Items from an interface collection
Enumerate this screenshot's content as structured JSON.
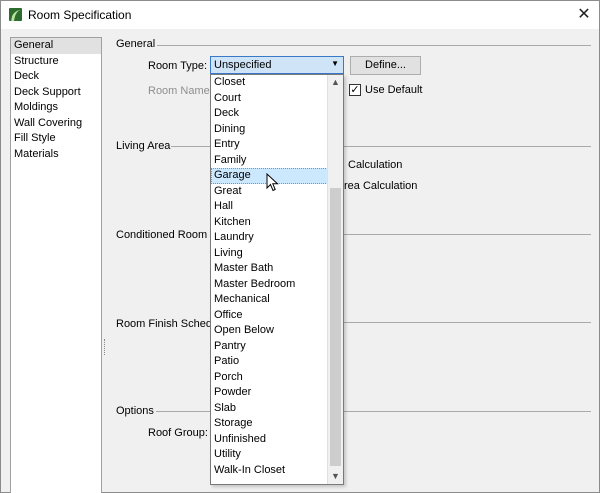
{
  "window": {
    "title": "Room Specification",
    "close_glyph": "✕",
    "app_icon": "chief-architect-icon"
  },
  "sidebar": {
    "items": [
      {
        "label": "General",
        "selected": true
      },
      {
        "label": "Structure"
      },
      {
        "label": "Deck"
      },
      {
        "label": "Deck Support"
      },
      {
        "label": "Moldings"
      },
      {
        "label": "Wall Covering"
      },
      {
        "label": "Fill Style"
      },
      {
        "label": "Materials"
      }
    ]
  },
  "general": {
    "section_title": "General",
    "room_type_label": "Room Type:",
    "room_type_value": "Unspecified",
    "room_name_label": "Room Name:",
    "define_button": "Define...",
    "use_default_label": "Use Default",
    "use_default_checked": true,
    "check_glyph": "✓",
    "arrow_glyph": "▼"
  },
  "living_area": {
    "section_title": "Living Area",
    "option1_partial": "Calculation",
    "option2_partial": "rea Calculation"
  },
  "conditioned_room": {
    "section_title": "Conditioned Room"
  },
  "room_finish": {
    "section_title": "Room Finish Schedule"
  },
  "options": {
    "section_title": "Options",
    "roof_group_label": "Roof Group:"
  },
  "dropdown": {
    "hovered": "Garage",
    "items": [
      "Closet",
      "Court",
      "Deck",
      "Dining",
      "Entry",
      "Family",
      "Garage",
      "Great",
      "Hall",
      "Kitchen",
      "Laundry",
      "Living",
      "Master Bath",
      "Master Bedroom",
      "Mechanical",
      "Office",
      "Open Below",
      "Pantry",
      "Patio",
      "Porch",
      "Powder",
      "Slab",
      "Storage",
      "Unfinished",
      "Utility",
      "Walk-In Closet"
    ],
    "scroll_up_glyph": "▲",
    "scroll_down_glyph": "▼"
  }
}
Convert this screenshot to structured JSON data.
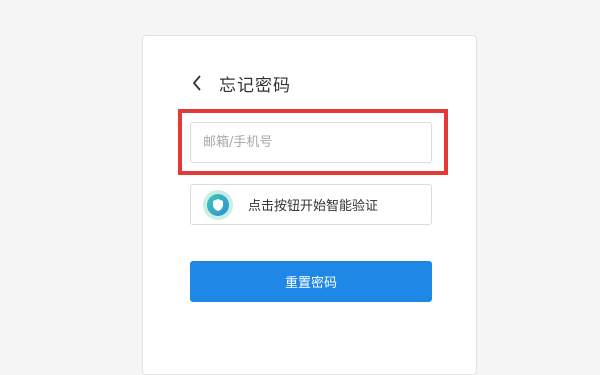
{
  "page": {
    "background": "#f5f5f5"
  },
  "header": {
    "back_icon": "chevron-left-icon",
    "title": "忘记密码"
  },
  "form": {
    "account_input": {
      "value": "",
      "placeholder": "邮箱/手机号",
      "highlight_color": "#e53935"
    },
    "captcha": {
      "icon": "shield-check-icon",
      "label": "点击按钮开始智能验证"
    },
    "submit_label": "重置密码",
    "accent_color": "#1f87e5"
  }
}
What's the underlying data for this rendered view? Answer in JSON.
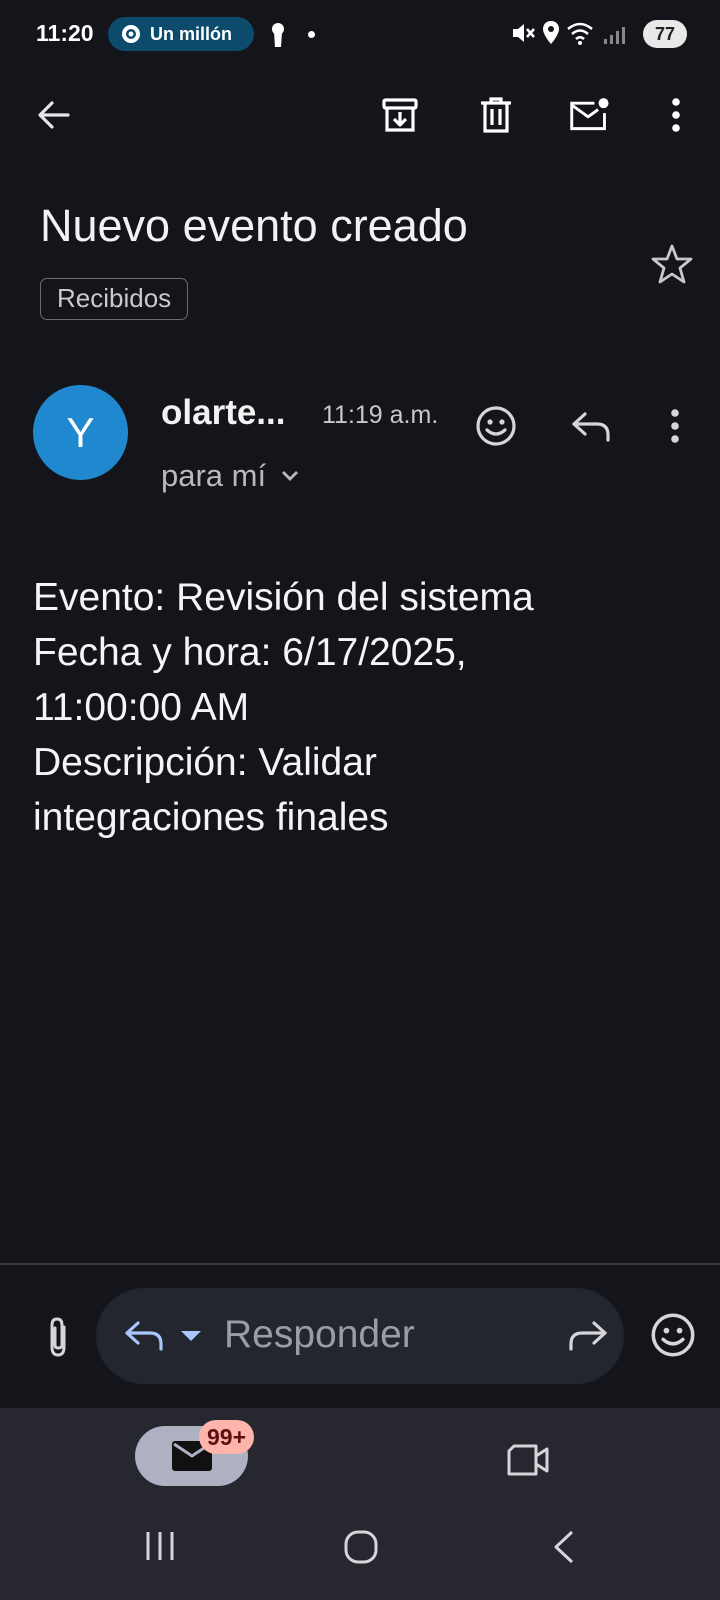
{
  "status_bar": {
    "time": "11:20",
    "media_pill": "Un millón",
    "battery": "77"
  },
  "email": {
    "subject": "Nuevo evento creado",
    "label": "Recibidos",
    "sender_initial": "Y",
    "sender": "olarte...",
    "time": "11:19 a.m.",
    "recipient": "para mí",
    "body_lines": [
      "Evento: Revisión del sistema",
      "Fecha y hora: 6/17/2025,",
      "11:00:00 AM",
      "Descripción: Validar",
      "integraciones finales"
    ]
  },
  "reply_bar": {
    "placeholder": "Responder"
  },
  "bottom_nav": {
    "mail_badge": "99+"
  },
  "colors": {
    "background": "#14151b",
    "avatar": "#1f88cf",
    "pill": "#0d4b6c",
    "badge": "#ffb4ab"
  }
}
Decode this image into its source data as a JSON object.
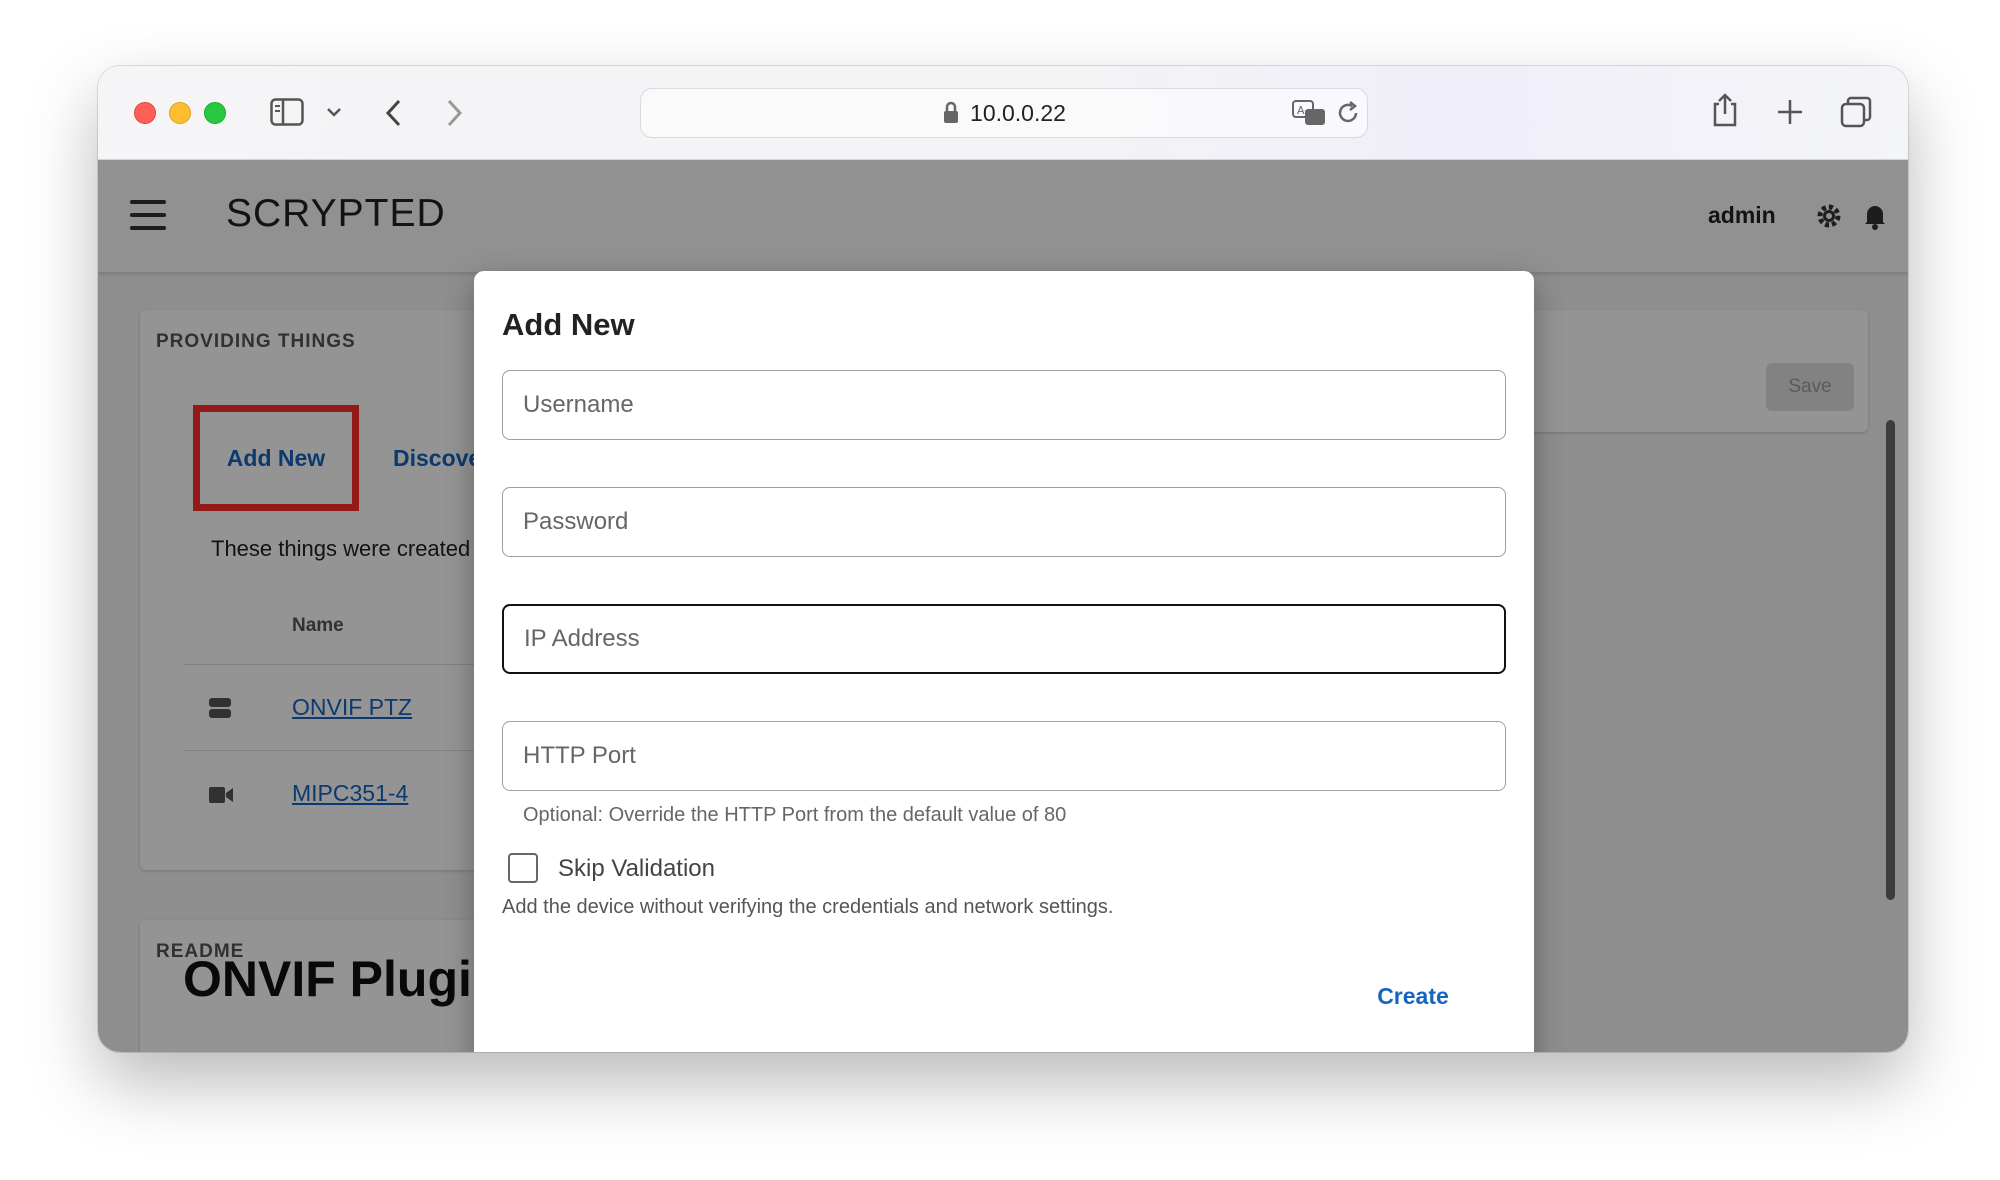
{
  "browser": {
    "url": "10.0.0.22"
  },
  "app": {
    "title": "SCRYPTED",
    "user": "admin",
    "save_label": "Save"
  },
  "providing_card": {
    "header": "PROVIDING THINGS",
    "add_new_label": "Add New",
    "discover_label": "Discove",
    "description": "These things were created",
    "column_name": "Name",
    "rows": [
      {
        "name": "ONVIF PTZ",
        "icon": "server-icon"
      },
      {
        "name": "MIPC351-4",
        "icon": "camera-icon"
      }
    ]
  },
  "readme_card": {
    "header": "README",
    "heading": "ONVIF Plugin for Scrypted"
  },
  "dialog": {
    "title": "Add New",
    "fields": {
      "username_placeholder": "Username",
      "password_placeholder": "Password",
      "ip_placeholder": "IP Address",
      "port_placeholder": "HTTP Port"
    },
    "port_hint": "Optional: Override the HTTP Port from the default value of 80",
    "skip_label": "Skip Validation",
    "skip_description": "Add the device without verifying the credentials and network settings.",
    "skip_checked": false,
    "create_label": "Create"
  },
  "colors": {
    "link_blue": "#1565c0",
    "highlight_red": "#ff2d2d"
  }
}
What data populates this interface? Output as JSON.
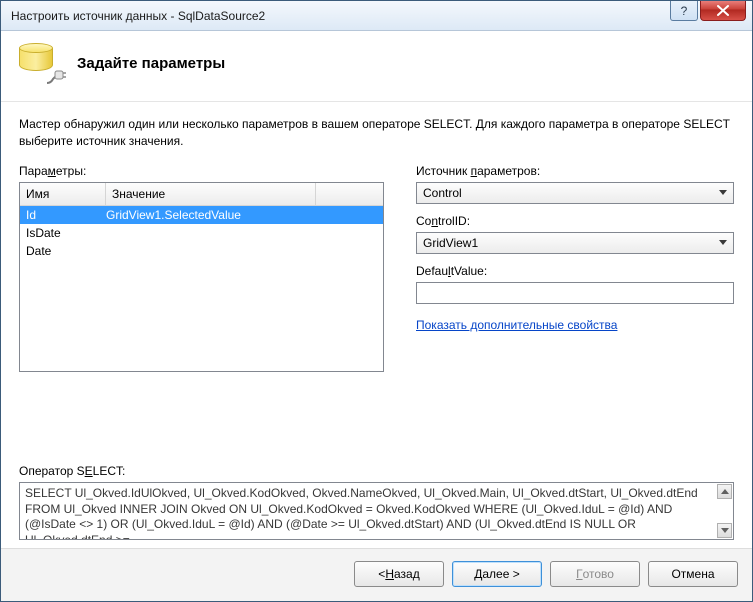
{
  "window_title": "Настроить источник данных - SqlDataSource2",
  "header": {
    "title": "Задайте параметры"
  },
  "instruction": "Мастер обнаружил один или несколько параметров в вашем операторе SELECT. Для каждого параметра в операторе SELECT выберите источник значения.",
  "left": {
    "params_label_pre": "Пара",
    "params_label_u": "м",
    "params_label_post": "етры:",
    "col_name": "Имя",
    "col_value": "Значение",
    "rows": [
      {
        "name": "Id",
        "value": "GridView1.SelectedValue"
      },
      {
        "name": "IsDate",
        "value": ""
      },
      {
        "name": "Date",
        "value": ""
      }
    ]
  },
  "right": {
    "src_label_pre": "Источник ",
    "src_label_u": "п",
    "src_label_post": "араметров:",
    "src_value": "Control",
    "ctrlid_label_pre": "Co",
    "ctrlid_label_u": "n",
    "ctrlid_label_post": "trolID:",
    "ctrlid_value": "GridView1",
    "default_label_pre": "Defau",
    "default_label_u": "l",
    "default_label_post": "tValue:",
    "default_value": "",
    "advanced_link": "Показать дополнительные свойства"
  },
  "sql": {
    "label": "Оператор S",
    "label_u": "E",
    "label_post": "LECT:",
    "text": "SELECT Ul_Okved.IdUlOkved, Ul_Okved.KodOkved, Okved.NameOkved, Ul_Okved.Main, Ul_Okved.dtStart, Ul_Okved.dtEnd FROM Ul_Okved INNER JOIN Okved ON Ul_Okved.KodOkved = Okved.KodOkved WHERE (Ul_Okved.IduL = @Id) AND (@IsDate <> 1) OR (Ul_Okved.IduL = @Id) AND (@Date >= Ul_Okved.dtStart) AND (Ul_Okved.dtEnd IS NULL OR Ul_Okved.dtEnd >="
  },
  "buttons": {
    "back_pre": "< ",
    "back_u": "Н",
    "back_post": "азад",
    "next_pre": "",
    "next_u": "Д",
    "next_post": "алее >",
    "finish_pre": "",
    "finish_u": "Г",
    "finish_post": "отово",
    "cancel": "Отмена"
  }
}
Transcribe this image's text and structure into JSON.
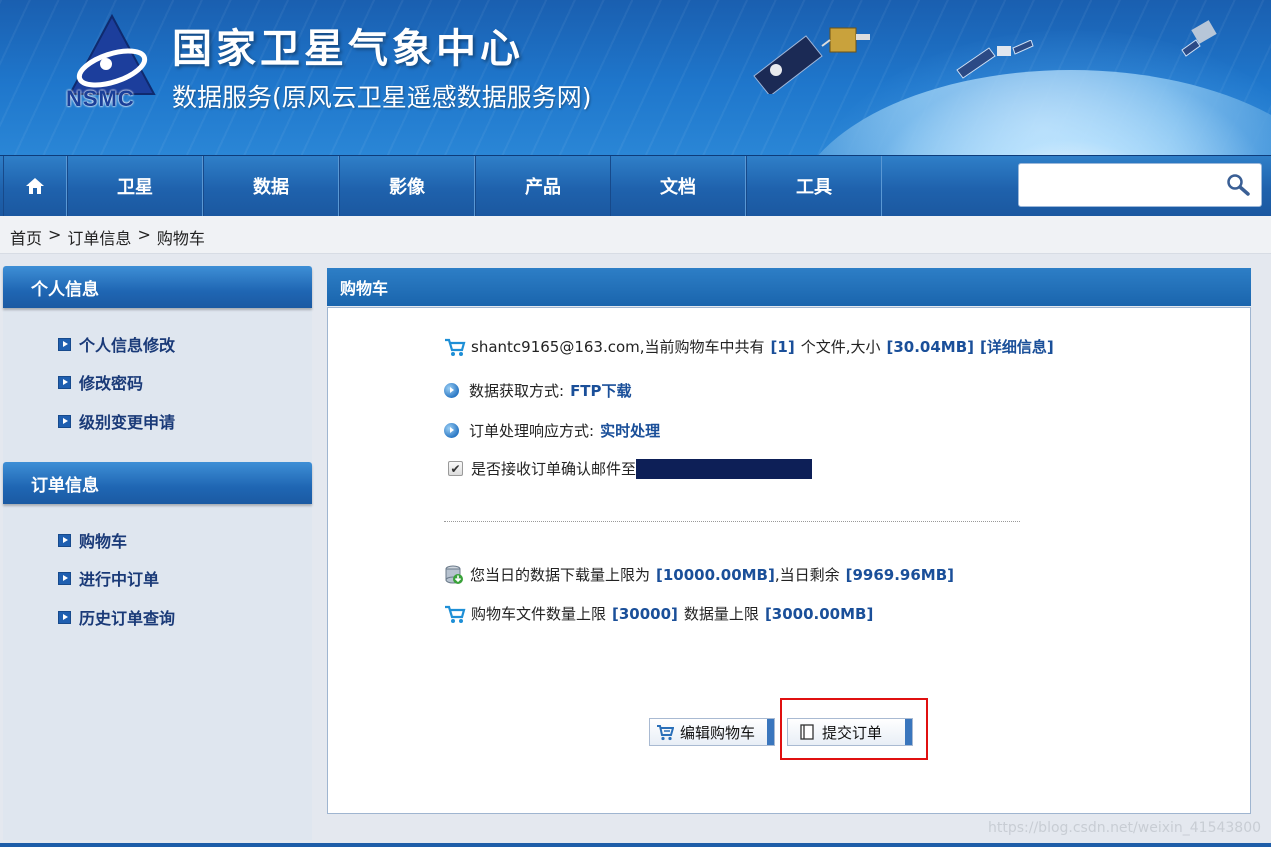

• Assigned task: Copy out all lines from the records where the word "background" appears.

• Written answer:
    "background": "#f5f5f5"
    "background": "#14151b",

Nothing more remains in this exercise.